Caching does come at the expense of memory, so be aware of what you need to cache. Don’t just throw everything in cache or you’ll just make your server slower (and possibly more expensive, defeating the purpose of caching!)

The Dashboard’s cache is exposed as a singleton. There is only one cache active at any time on server deploy.


To activate the cache, these lines must be commented in on server.ts

// Cache
import AppCache from './models/cache/AppCache';


server.listen(port, async () => {

    // Register cache
    const registration = await AppCache.registerTideCache();
    if (!registration) {
        console.log('There was a problem populating the tide data cache. Check your query limits.');
    } else {
        console.log('Populated cache.');

IT IS VERY IMPORTANT TO NOTE: we only get 5 queries to per day on their free plan. Comment out AppCache.registerTideCache() when developing unless there is work that needs to be done on it.

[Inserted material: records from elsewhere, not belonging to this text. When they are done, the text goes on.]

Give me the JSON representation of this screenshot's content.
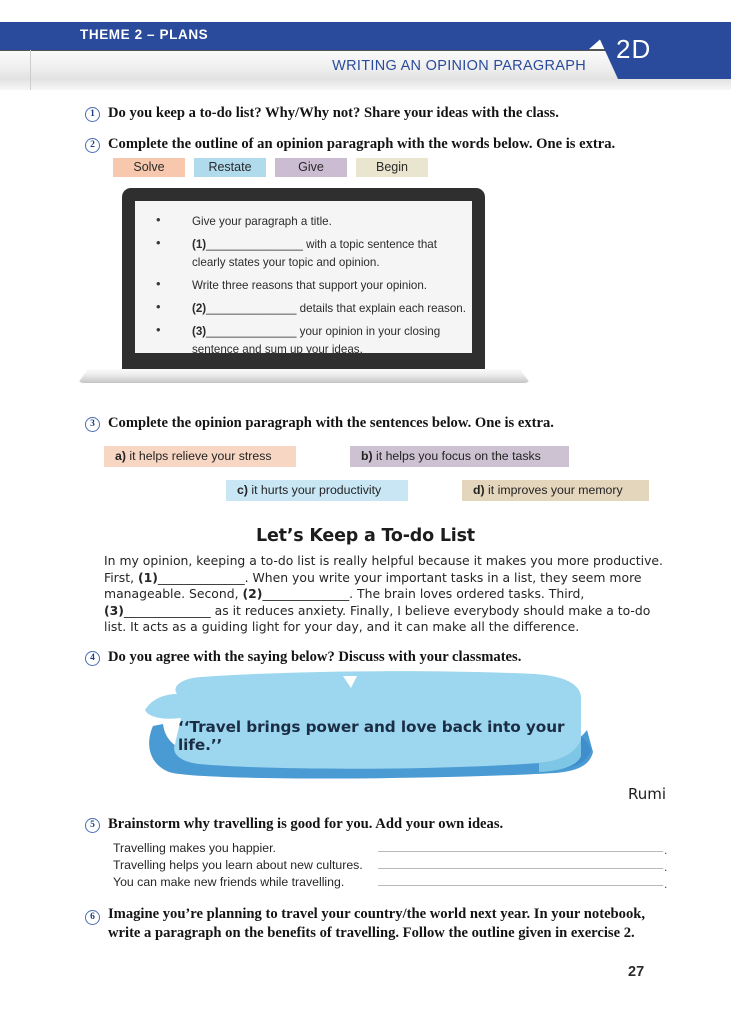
{
  "header": {
    "theme": "THEME 2 – PLANS",
    "subtitle": "WRITING AN OPINION PARAGRAPH",
    "code": "2D",
    "accent_blue": "#2a4b9b"
  },
  "exercises": [
    {
      "num": "1",
      "text": "Do you keep a to-do list? Why/Why not? Share your ideas with the class."
    },
    {
      "num": "2",
      "text": "Complete the outline of an opinion paragraph with the words below. One is extra."
    },
    {
      "num": "3",
      "text": "Complete the opinion paragraph with the sentences below. One is extra."
    },
    {
      "num": "4",
      "text": "Do you agree with the saying below? Discuss with your classmates."
    },
    {
      "num": "5",
      "text": "Brainstorm why travelling is good for you. Add your own ideas."
    },
    {
      "num": "6",
      "line1": "Imagine you’re planning to travel your country/the world next year. In your notebook,",
      "line2": "write a paragraph on the benefits of travelling. Follow the outline given in exercise 2."
    }
  ],
  "word_bank": [
    {
      "label": "Solve",
      "color": "#f7c8ae"
    },
    {
      "label": "Restate",
      "color": "#b0dbed"
    },
    {
      "label": "Give",
      "color": "#cbbcd1"
    },
    {
      "label": "Begin",
      "color": "#eae5cf"
    }
  ],
  "laptop_outline": [
    {
      "bullet": "•",
      "pre": "",
      "blank": "",
      "post": "Give your paragraph a title."
    },
    {
      "bullet": "•",
      "pre": "(1)",
      "blank": "_______________",
      "post": " with a topic sentence that clearly states your topic and opinion."
    },
    {
      "bullet": "•",
      "pre": "",
      "blank": "",
      "post": "Write three reasons that support your opinion."
    },
    {
      "bullet": "•",
      "pre": "(2)",
      "blank": "______________",
      "post": " details that explain each reason."
    },
    {
      "bullet": "•",
      "pre": "(3)",
      "blank": "______________",
      "post": " your opinion in your closing sentence and sum up your ideas."
    }
  ],
  "sentence_bank": [
    {
      "letter": "a)",
      "text": "it helps relieve your stress",
      "color": "#f7d7c4"
    },
    {
      "letter": "b)",
      "text": "it helps you focus on the tasks",
      "color": "#ccc2d2"
    },
    {
      "letter": "c)",
      "text": "it hurts your productivity",
      "color": "#c9e6f5"
    },
    {
      "letter": "d)",
      "text": "it improves your memory",
      "color": "#e4d5bd"
    }
  ],
  "paragraph": {
    "title": "Let’s Keep a To-do List",
    "s1": "In my opinion, keeping a to-do list is really helpful because it makes you more productive. First, ",
    "b1": "(1)",
    "blank1": "______________",
    "s2": ". When you write your important tasks in a list, they seem more manageable. Second, ",
    "b2": "(2)",
    "blank2": "______________",
    "s3": ". The brain loves ordered tasks. Third, ",
    "b3": "(3)",
    "blank3": "______________",
    "s4": " as it reduces anxiety. Finally, I believe everybody should make a to-do list. It acts as a guiding light for your day, and it can make all the difference."
  },
  "quote": {
    "text": "‘‘Travel brings power and love back into your life.’’",
    "author": "Rumi",
    "banner_light": "#9dd6ef",
    "banner_dark": "#4a9ad4"
  },
  "brainstorm": [
    "Travelling makes you happier.",
    "Travelling helps you learn about new cultures.",
    "You can make new friends while travelling."
  ],
  "brainstorm_dot": ".",
  "page_number": "27"
}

Caching Strategy

The way we are caching is pretty straightforward. Since we have a singleton AppCache object, we can retain state and run timed queries.

In AppCacheManager, we have private variables that represent the data being cached and the timer that we are using to refresh the data.

Generally, we want to follow a code structure like this:

// the data being cached
private cachedSampleData: rawSampleDataType[] | null;

// timer that refreshes the cache
private sampleInterval: NodeJS.Timer | null;

We initialize everything to null in the constructor since nothing’s been fetched at that point.

constructor() {
        this.cachedSampleData = null;
        this.sampleInterval = null;

For everything we cache, we need to define (at the very minimum) the following 3 methods within our class:

  • public getSampleData → a getter to get the cached data
  • public registerSampleCache → a method to register the cache
  • private fetchSampleData → a method to fetch data from source

public getSampleData

This is simply a getter that returns the cached data.

Generally, we want to follow a code structure like this:

public sampleGetter = async () => {

        if (!this.cachedSampleData) {
            await this.fetchSampleData();

        return { 'sampleData': this.cachedSampleData};


public registerSampleCache

This method is used to register the cache, that is, populate it. We create a NodeJS timer object that gets stored in the class, that refreshes based on a specified refresh rate. After that time, the specified endpoint will be called again, updating the cache’s state.

Generally, we want to follow a code structure like this:

readonly sampleRefreshRate = 18000000; // 5 hours


public registerSampleCache = async () => {

        const sampleData = await this.fetchSampleData();

        if (sampleData) {
            this.cachedSampleData = sampleData;

        } else {
            return null;

        this.sampleInterval = setInterval(async () => {

            const refreshedSampleData = await this.fetchSampleData();

            if (refreshedSampleData) {
                this.cachedSampleData = refreshedSampleData;

        }, this.sampleRefreshRate);

        return this.sampleInterval;

private fetchSampleData

To update the cache, we will need some way to fetch data to populate it. This is simply a method(s) that fulfills this purpose.

We would advise against doing any manipulation methods within the cache, as it violates the open-close principle, unless dealing with a large volume of raw data. Try to move logical functions within Models instead.